A Collaboration between The Photographers’ Gallery and the Centre for Philosophy and the Visual Arts at King’s College London
© Laura Pannack
Photography plays a powerful and pervasive role in contemporary society and raises a series of complex ethical questions for photographers, their subjects, curators, and audiences. For example, who or what should be captured, and by whom? When, if ever, should we refuse to photograph or be photographed? Which images should be circulated? When should we look, or look away?
In the lead up to TPG’s 50th anniversary in 2021, The Ethics of Photography is a series of events bringing together practitioners, curators, academics, and other stakeholders, to discuss the enduring ethical issues at the heart of photography. Looking back through a selection of pathbreaking exhibitions from the Gallery’s archive, we explore in depth the moral issues connected with the images at hand.
This first event unpicks The Ethics of… Capturing, with reflection on TPG’s opening exhibition The Concerned Photographer. Questions addressed, both relevant to then and now, include: Does a photographer have a distinct set of artistic, ethical, and professional obligations, different from those of (other) visual artists? Or are there people/objects/scenes that should not be captured or circulated?
Speakers include Paul Lowe, photographer and Course Leader for MA Photojournalism and Documentary Photography at London College of Communication; Laura Pannack, British social documentary and portrait photographer; Dawn M Wilson, Lecturer in Philosophy at the University of Hull; and chaired by Sarah Fine, Centre for Philosophy and the Visual Arts, King’s College London.
Book Tickets here £8/£5 members & concessions.
“Far from being endowed with divine rationality that distinguishes us from the beasts, Bacon’s paintings show us just how savage our exercise of reason can be.”
Wendland‘s contribution to the Tate Britain-CPVA series ‘What makes us Human: On Anxiety’ was philosophically magnetic. But if you missed out on that
#TateBritain and @PhilosophyArts event, you can still calm your angst, by reading Wendland ‘s compelling current review of the Francis Bacon and Lucian Freud show at the Pushkin Museum in the Moscow Times.
Stedelijk Museum Amsterdam has recently announced that it has acquired the video work Neither of Us is Powerless by Jort van der Laan. The work is being shown now, in the exhibition Freedom of Movement.
Jort collaborated with Philosopher Dr Sarah Fine (King’s College, London) for the 2019 CPVA Residency & Bush House exhibition which explored and challenged philosophical conceptions of migration, time and meaning. The CPVA Residency programme is conducted in partnership with Kunsthuis SYB.
A Piece of Blue Velvet Hanging
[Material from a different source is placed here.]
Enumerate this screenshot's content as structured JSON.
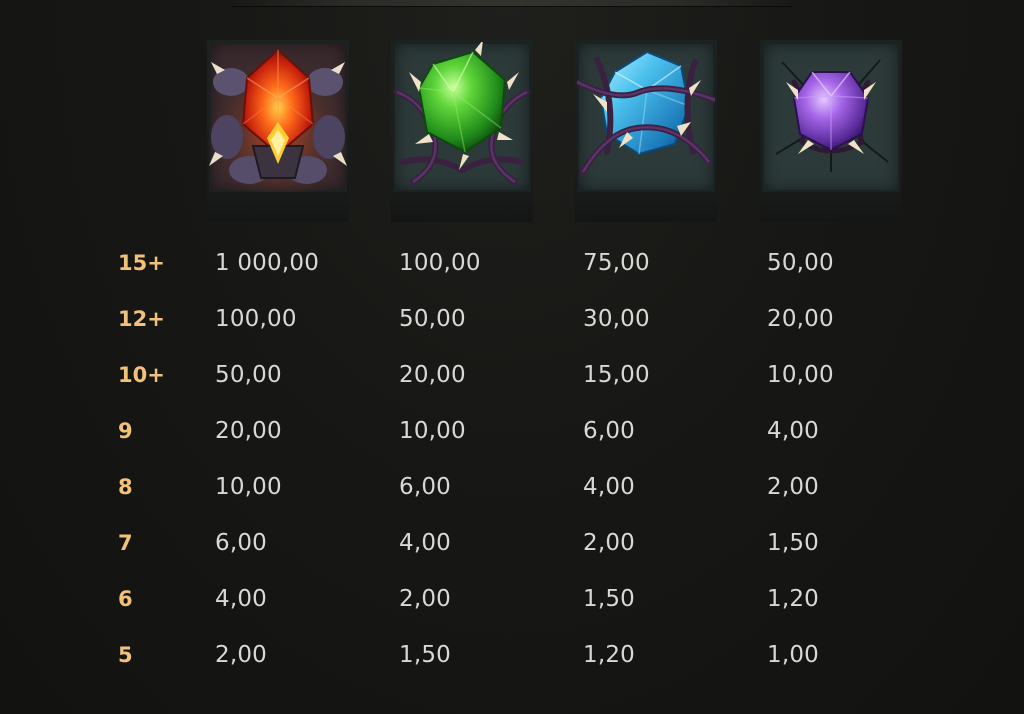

Jort van der Laan developed the video work Neither of Us is Powerless during a residency period at Kunsthuis SYB. It was shown during a short presentation, titled A Piece of Blue Velvet Hanging in October 2018 at SYB. Van der Laan’s residency took place in the context of a two-part exchange of Ben Cain and Jort van der Laan between Kunsthuis SYB and King’s College Center for Philosophy and Visual Arts.
Kunsthuis SYB has its exhibition space and home in the Frisian village of Beetsterzwaag, SYB is an open, hospitable home and workplace in a quiet corner of the Dutch art world, where experimentation, research and collaboration are fostered. Kunsthuis SYB aims to facilitate the artistic and professional development of artists, curators and writers.
Explore the impact of the father of psychoanalysis, Sigmund Freud, on Franz West’s work
Led by Dr Thomas Khurana, in collaboration with Dr. Sacha Golob, this seminar provides an accessible and engaging introduction to Freud in relation to Franz West.
The seminars will be followed by a private view of the exhibition.
In collaboration with King’s College London’s Centre for Philosophy and the Visual Arts.
Thomas Khurana is Lecturer in Philosophy at the University of Essex and Heisenberg Fellow at Yale University. He is interested in questions at the intersection of Philosophy, Aesthetics, Social Theory, and Psychoanalysis and has published widely on the unconscious, meaning and time, image and concept, freedom and life. Currently, he is working on a project on self-knowledge and self-objectification.
Sacha Golob is a Senior Lecturer in Philosophy at King’s College London and the Co-Director of the Centre for Philosophy and the Visual Arts (CPVA). Before joining King’s, he was a Fellow at Peterhouse, Cambridge. He has published extensively on modern French and German Philosophy and the Philosophy of Art. His current research looks at contemporary conceptions of degeneration, transformation and virtue.
Ted Hunt and King’s Professor in Philosophy of Mind Matthew Soteriou couple the practice of design and philosophy to actively ask: to what extent does the way we represent time reflect mind-independent, objective features of temporal reality, and what is subjective in our representation of time? What is fixed and what is malleable?
Academics and artists work together to offer new perspectives on contemporary issues. Now in its second year, the King’s College London x Somerset House Studios scheme sees Studios residents receive support to collaborate with King’s researchers, with each artist-academic partnership creating projects that test ideas and offer new perspectives on contemporary issues.